Assignment.
Given the entries below, copy each of them out exactly.

━━━ Materials provided ━━━

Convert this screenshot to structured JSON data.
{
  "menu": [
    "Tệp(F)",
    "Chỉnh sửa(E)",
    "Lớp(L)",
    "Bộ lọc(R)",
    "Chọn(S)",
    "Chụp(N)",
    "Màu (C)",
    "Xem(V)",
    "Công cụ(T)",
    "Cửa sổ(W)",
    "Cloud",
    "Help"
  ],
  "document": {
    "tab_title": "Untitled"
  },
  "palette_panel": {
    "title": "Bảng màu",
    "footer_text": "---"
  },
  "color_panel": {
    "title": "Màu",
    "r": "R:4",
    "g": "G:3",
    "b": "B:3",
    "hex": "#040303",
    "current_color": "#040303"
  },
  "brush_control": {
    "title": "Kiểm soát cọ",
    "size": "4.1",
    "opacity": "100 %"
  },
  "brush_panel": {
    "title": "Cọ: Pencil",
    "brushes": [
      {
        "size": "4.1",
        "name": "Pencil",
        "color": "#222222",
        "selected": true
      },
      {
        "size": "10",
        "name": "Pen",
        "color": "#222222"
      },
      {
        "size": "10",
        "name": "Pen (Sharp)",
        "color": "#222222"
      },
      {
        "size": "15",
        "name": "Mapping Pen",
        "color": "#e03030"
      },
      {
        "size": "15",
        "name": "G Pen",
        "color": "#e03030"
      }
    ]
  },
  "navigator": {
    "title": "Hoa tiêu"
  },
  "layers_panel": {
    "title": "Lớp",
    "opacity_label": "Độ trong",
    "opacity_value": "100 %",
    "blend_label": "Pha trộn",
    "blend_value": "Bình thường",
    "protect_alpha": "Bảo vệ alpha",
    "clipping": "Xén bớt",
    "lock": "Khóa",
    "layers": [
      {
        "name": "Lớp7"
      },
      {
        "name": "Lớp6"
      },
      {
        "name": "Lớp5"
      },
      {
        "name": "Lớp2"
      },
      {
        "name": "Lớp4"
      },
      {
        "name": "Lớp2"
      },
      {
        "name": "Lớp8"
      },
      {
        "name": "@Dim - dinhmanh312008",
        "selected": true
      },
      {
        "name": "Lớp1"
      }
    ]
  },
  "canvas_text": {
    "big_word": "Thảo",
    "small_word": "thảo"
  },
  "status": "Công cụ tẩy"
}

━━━

Output for this exercise.
Convert this screenshot to structured JSON data.
{
  "menu": [
    "Tệp(F)",
    "Chỉnh sửa(E)",
    "Lớp(L)",
    "Bộ lọc(R)",
    "Chọn(S)",
    "Chụp(N)",
    "Màu (C)",
    "Xem(V)",
    "Công cụ(T)",
    "Cửa sổ(W)",
    "Cloud",
    "Help"
  ],
  "document": {
    "tab_title": "Untitled"
  },
  "palette_panel": {
    "title": "Bảng màu",
    "footer_text": "---"
  },
  "color_panel": {
    "title": "Màu",
    "r": "R:4",
    "g": "G:3",
    "b": "B:3",
    "hex": "#040303",
    "current_color": "#040303"
  },
  "brush_control": {
    "title": "Kiểm soát cọ",
    "size": "4.1",
    "opacity": "100 %"
  },
  "brush_panel": {
    "title": "Cọ: Pencil",
    "brushes": [
      {
        "size": "4.1",
        "name": "Pencil",
        "color": "#222222",
        "selected": true
      },
      {
        "size": "10",
        "name": "Pen",
        "color": "#222222"
      },
      {
        "size": "10",
        "name": "Pen (Sharp)",
        "color": "#222222"
      },
      {
        "size": "15",
        "name": "Mapping Pen",
        "color": "#e03030"
      },
      {
        "size": "15",
        "name": "G Pen",
        "color": "#e03030"
      }
    ]
  },
  "navigator": {
    "title": "Hoa tiêu"
  },
  "layers_panel": {
    "title": "Lớp",
    "opacity_label": "Độ trong",
    "opacity_value": "100 %",
    "blend_label": "Pha trộn",
    "blend_value": "Bình thường",
    "protect_alpha": "Bảo vệ alpha",
    "clipping": "Xén bớt",
    "lock": "Khóa",
    "layers": [
      {
        "name": "Lớp7"
      },
      {
        "name": "Lớp6"
      },
      {
        "name": "Lớp5"
      },
      {
        "name": "Lớp2"
      },
      {
        "name": "Lớp4"
      },
      {
        "name": "Lớp2"
      },
      {
        "name": "Lớp8"
      },
      {
        "name": "@Dim - dinhmanh312008",
        "selected": true
      },
      {
        "name": "Lớp1"
      }
    ]
  },
  "canvas_text": {
    "big_word": "Thảo",
    "small_word": "thảo"
  },
  "status": "Công cụ tẩy"
}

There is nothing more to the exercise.